Electronic Throttle Control Diagnostics

A customer calls and tells you his car has suddenly went from highway speeds to idle. The check engine light is on, and no matter what he does, the car won’t go above 30 MPH. What’s wrong? Without looking at it we can only speculate, but I’ll bet it’s going to lead to a problem with the electronic actuated throttle system.

Giving It The Gas: When The Fuel Pump Isn’t The Problem

The most famous last words in automotive diagnostics are, “We’ve always done it this way.” In many cases, “always done it this way” consists of diagnosing a fuel pump by squirting some type of liquid or gaseous hydrocarbon into the air intake. Case in point, a 2011 Nissan Rogue had suddenly stalled on a busy summertime highway.

Servicing Decoupler Pulleys

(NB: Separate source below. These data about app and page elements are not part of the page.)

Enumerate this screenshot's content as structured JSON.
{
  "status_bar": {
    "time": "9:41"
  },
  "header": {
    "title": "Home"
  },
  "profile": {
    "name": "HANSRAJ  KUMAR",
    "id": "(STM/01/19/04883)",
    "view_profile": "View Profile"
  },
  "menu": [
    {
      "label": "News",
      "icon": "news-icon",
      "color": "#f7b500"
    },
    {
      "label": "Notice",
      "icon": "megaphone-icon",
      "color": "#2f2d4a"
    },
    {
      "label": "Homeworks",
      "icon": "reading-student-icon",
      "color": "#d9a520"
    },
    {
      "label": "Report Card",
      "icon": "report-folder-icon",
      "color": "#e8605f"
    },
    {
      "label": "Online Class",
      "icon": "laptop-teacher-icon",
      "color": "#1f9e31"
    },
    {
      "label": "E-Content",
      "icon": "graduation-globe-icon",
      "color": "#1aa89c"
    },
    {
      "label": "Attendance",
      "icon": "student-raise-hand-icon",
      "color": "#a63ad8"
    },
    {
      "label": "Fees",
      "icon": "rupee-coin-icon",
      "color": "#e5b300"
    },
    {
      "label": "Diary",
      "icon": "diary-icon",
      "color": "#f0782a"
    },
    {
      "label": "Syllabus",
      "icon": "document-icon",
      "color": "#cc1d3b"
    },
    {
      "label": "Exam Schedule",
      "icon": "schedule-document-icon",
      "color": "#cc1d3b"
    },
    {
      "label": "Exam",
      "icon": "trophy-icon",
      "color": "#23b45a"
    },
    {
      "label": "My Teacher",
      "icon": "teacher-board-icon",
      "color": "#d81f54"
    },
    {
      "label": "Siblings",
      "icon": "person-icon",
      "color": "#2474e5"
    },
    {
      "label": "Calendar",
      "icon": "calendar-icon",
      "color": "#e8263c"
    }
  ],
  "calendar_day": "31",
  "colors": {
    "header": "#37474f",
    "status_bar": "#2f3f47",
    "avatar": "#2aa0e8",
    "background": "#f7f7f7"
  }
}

Alternator pulleys are not so simple anymore. Many late-model vehicles are equipped with special pulleys that are engineered to reduce NVH (noise, vibration and harshness) and extend the life of the alternator. An Overrunning Alternator Pulley (OAP) has a one-way clutch mechanism inside the hub that allows the belt to turn the alternator in one direction, but allows the alternator to “free wheel” and spin at its own speed when the engine suddenly decelerates.